## Task prompt
If an entry holds a picture, drop the picture and restate the rest word for word.

Items from an interface collection:
====

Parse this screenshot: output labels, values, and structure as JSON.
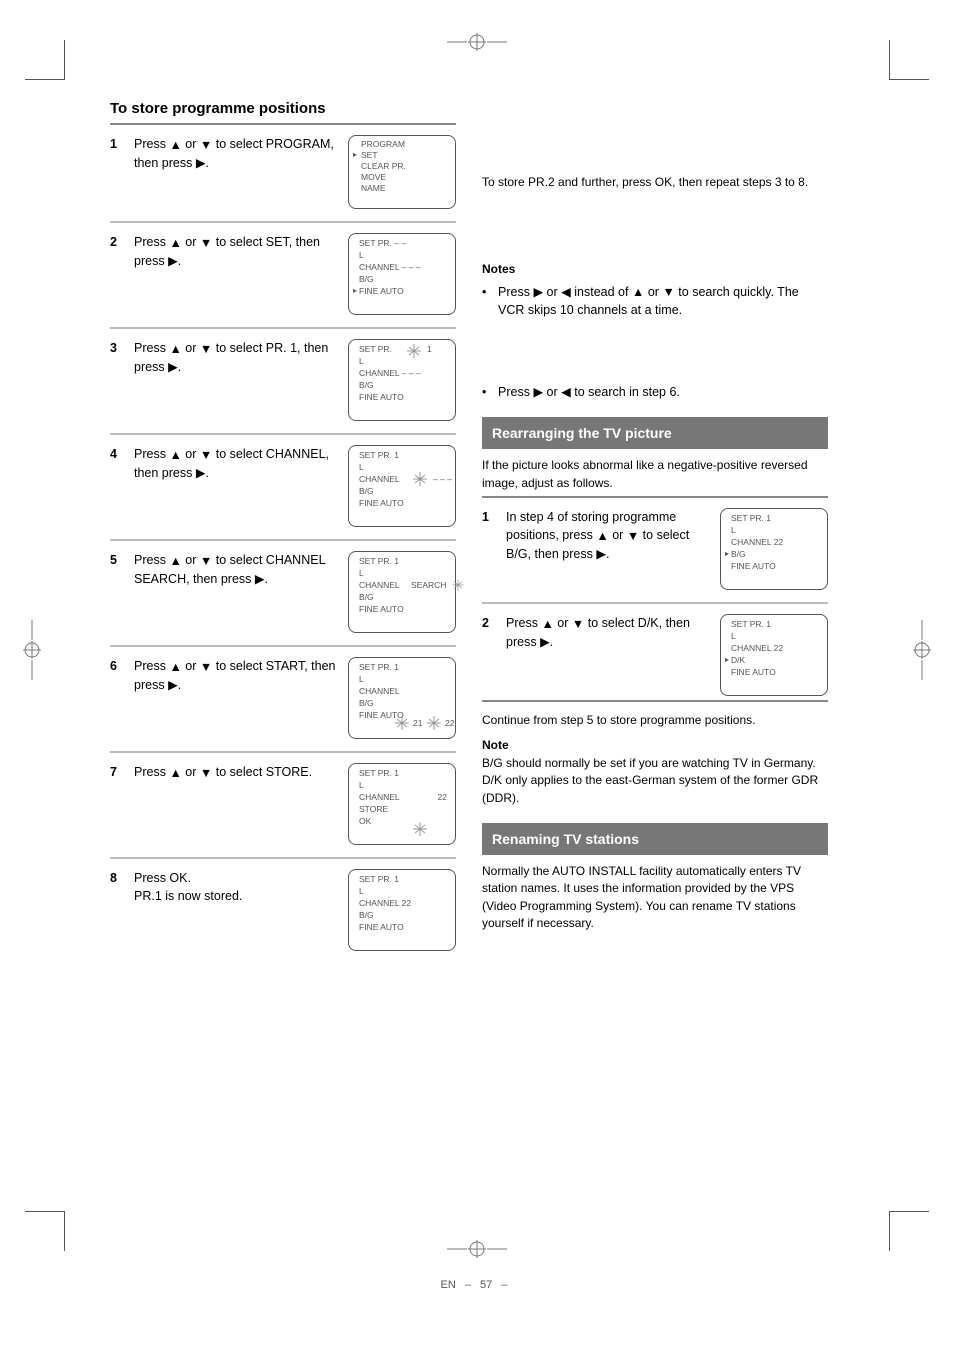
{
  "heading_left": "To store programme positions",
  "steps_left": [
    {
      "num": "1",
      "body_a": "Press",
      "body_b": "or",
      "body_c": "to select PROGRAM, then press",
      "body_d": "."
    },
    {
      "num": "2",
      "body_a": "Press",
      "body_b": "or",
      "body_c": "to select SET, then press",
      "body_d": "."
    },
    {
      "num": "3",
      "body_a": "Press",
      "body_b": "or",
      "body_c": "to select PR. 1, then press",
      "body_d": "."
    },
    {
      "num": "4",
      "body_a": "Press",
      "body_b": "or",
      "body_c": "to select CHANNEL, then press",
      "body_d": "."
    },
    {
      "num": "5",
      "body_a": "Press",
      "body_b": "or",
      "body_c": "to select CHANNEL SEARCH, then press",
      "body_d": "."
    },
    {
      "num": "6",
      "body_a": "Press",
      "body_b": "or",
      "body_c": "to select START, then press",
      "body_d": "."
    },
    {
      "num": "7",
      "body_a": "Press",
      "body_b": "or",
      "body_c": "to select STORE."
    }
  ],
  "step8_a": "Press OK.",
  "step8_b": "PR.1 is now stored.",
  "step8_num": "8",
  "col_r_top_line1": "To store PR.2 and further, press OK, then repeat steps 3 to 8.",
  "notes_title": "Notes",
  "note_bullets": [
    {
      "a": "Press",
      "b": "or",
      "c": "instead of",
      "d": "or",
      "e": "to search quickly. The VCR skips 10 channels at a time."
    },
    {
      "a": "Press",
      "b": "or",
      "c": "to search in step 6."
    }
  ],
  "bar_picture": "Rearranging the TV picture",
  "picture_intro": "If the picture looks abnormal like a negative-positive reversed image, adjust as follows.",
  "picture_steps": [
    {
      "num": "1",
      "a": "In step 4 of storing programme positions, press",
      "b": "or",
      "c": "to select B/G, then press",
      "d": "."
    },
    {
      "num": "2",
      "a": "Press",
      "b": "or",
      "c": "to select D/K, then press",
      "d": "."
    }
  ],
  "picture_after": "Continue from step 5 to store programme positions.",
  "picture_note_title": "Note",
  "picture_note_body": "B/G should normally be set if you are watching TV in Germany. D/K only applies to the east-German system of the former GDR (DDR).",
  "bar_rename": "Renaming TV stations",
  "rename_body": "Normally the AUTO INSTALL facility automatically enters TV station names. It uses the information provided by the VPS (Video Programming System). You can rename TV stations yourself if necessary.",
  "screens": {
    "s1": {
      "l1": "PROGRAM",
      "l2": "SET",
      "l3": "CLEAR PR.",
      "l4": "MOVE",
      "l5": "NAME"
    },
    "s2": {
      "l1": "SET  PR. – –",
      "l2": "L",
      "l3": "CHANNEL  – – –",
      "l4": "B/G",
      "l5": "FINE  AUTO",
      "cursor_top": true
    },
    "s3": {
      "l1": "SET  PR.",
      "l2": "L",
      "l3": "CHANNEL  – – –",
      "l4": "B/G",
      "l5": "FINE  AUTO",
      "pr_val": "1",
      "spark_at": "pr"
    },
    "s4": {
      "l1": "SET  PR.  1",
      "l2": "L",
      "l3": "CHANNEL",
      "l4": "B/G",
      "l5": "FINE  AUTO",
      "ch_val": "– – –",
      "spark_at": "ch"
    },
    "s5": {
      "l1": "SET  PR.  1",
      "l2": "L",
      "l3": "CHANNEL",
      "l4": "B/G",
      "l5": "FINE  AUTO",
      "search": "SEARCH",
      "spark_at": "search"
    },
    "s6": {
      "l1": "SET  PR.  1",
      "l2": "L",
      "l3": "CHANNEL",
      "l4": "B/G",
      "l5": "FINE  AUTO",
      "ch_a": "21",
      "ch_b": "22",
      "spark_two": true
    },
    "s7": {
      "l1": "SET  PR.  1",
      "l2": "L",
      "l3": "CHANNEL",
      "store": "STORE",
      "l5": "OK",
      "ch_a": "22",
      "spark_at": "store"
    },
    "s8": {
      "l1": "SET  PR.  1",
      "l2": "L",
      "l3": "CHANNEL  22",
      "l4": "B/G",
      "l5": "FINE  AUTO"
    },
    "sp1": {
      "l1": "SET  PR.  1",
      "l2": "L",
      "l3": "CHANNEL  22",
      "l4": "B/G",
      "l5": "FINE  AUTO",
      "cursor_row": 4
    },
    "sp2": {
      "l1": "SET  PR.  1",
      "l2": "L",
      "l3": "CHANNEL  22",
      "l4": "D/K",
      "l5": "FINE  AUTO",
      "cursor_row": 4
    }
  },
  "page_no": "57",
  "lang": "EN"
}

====

## Written answer
Parse this screenshot: output labels, values, and structure as JSON.
{
  "heading_left": "To store programme positions",
  "steps_left": [
    {
      "num": "1",
      "body_a": "Press",
      "body_b": "or",
      "body_c": "to select PROGRAM, then press",
      "body_d": "."
    },
    {
      "num": "2",
      "body_a": "Press",
      "body_b": "or",
      "body_c": "to select SET, then press",
      "body_d": "."
    },
    {
      "num": "3",
      "body_a": "Press",
      "body_b": "or",
      "body_c": "to select PR. 1, then press",
      "body_d": "."
    },
    {
      "num": "4",
      "body_a": "Press",
      "body_b": "or",
      "body_c": "to select CHANNEL, then press",
      "body_d": "."
    },
    {
      "num": "5",
      "body_a": "Press",
      "body_b": "or",
      "body_c": "to select CHANNEL SEARCH, then press",
      "body_d": "."
    },
    {
      "num": "6",
      "body_a": "Press",
      "body_b": "or",
      "body_c": "to select START, then press",
      "body_d": "."
    },
    {
      "num": "7",
      "body_a": "Press",
      "body_b": "or",
      "body_c": "to select STORE."
    }
  ],
  "step8_a": "Press OK.",
  "step8_b": "PR.1 is now stored.",
  "step8_num": "8",
  "col_r_top_line1": "To store PR.2 and further, press OK, then repeat steps 3 to 8.",
  "notes_title": "Notes",
  "note_bullets": [
    {
      "a": "Press",
      "b": "or",
      "c": "instead of",
      "d": "or",
      "e": "to search quickly. The VCR skips 10 channels at a time."
    },
    {
      "a": "Press",
      "b": "or",
      "c": "to search in step 6."
    }
  ],
  "bar_picture": "Rearranging the TV picture",
  "picture_intro": "If the picture looks abnormal like a negative-positive reversed image, adjust as follows.",
  "picture_steps": [
    {
      "num": "1",
      "a": "In step 4 of storing programme positions, press",
      "b": "or",
      "c": "to select B/G, then press",
      "d": "."
    },
    {
      "num": "2",
      "a": "Press",
      "b": "or",
      "c": "to select D/K, then press",
      "d": "."
    }
  ],
  "picture_after": "Continue from step 5 to store programme positions.",
  "picture_note_title": "Note",
  "picture_note_body": "B/G should normally be set if you are watching TV in Germany. D/K only applies to the east-German system of the former GDR (DDR).",
  "bar_rename": "Renaming TV stations",
  "rename_body": "Normally the AUTO INSTALL facility automatically enters TV station names. It uses the information provided by the VPS (Video Programming System). You can rename TV stations yourself if necessary.",
  "screens": {
    "s1": {
      "l1": "PROGRAM",
      "l2": "SET",
      "l3": "CLEAR PR.",
      "l4": "MOVE",
      "l5": "NAME"
    },
    "s2": {
      "l1": "SET  PR. – –",
      "l2": "L",
      "l3": "CHANNEL  – – –",
      "l4": "B/G",
      "l5": "FINE  AUTO",
      "cursor_top": true
    },
    "s3": {
      "l1": "SET  PR.",
      "l2": "L",
      "l3": "CHANNEL  – – –",
      "l4": "B/G",
      "l5": "FINE  AUTO",
      "pr_val": "1",
      "spark_at": "pr"
    },
    "s4": {
      "l1": "SET  PR.  1",
      "l2": "L",
      "l3": "CHANNEL",
      "l4": "B/G",
      "l5": "FINE  AUTO",
      "ch_val": "– – –",
      "spark_at": "ch"
    },
    "s5": {
      "l1": "SET  PR.  1",
      "l2": "L",
      "l3": "CHANNEL",
      "l4": "B/G",
      "l5": "FINE  AUTO",
      "search": "SEARCH",
      "spark_at": "search"
    },
    "s6": {
      "l1": "SET  PR.  1",
      "l2": "L",
      "l3": "CHANNEL",
      "l4": "B/G",
      "l5": "FINE  AUTO",
      "ch_a": "21",
      "ch_b": "22",
      "spark_two": true
    },
    "s7": {
      "l1": "SET  PR.  1",
      "l2": "L",
      "l3": "CHANNEL",
      "store": "STORE",
      "l5": "OK",
      "ch_a": "22",
      "spark_at": "store"
    },
    "s8": {
      "l1": "SET  PR.  1",
      "l2": "L",
      "l3": "CHANNEL  22",
      "l4": "B/G",
      "l5": "FINE  AUTO"
    },
    "sp1": {
      "l1": "SET  PR.  1",
      "l2": "L",
      "l3": "CHANNEL  22",
      "l4": "B/G",
      "l5": "FINE  AUTO",
      "cursor_row": 4
    },
    "sp2": {
      "l1": "SET  PR.  1",
      "l2": "L",
      "l3": "CHANNEL  22",
      "l4": "D/K",
      "l5": "FINE  AUTO",
      "cursor_row": 4
    }
  },
  "page_no": "57",
  "lang": "EN"
}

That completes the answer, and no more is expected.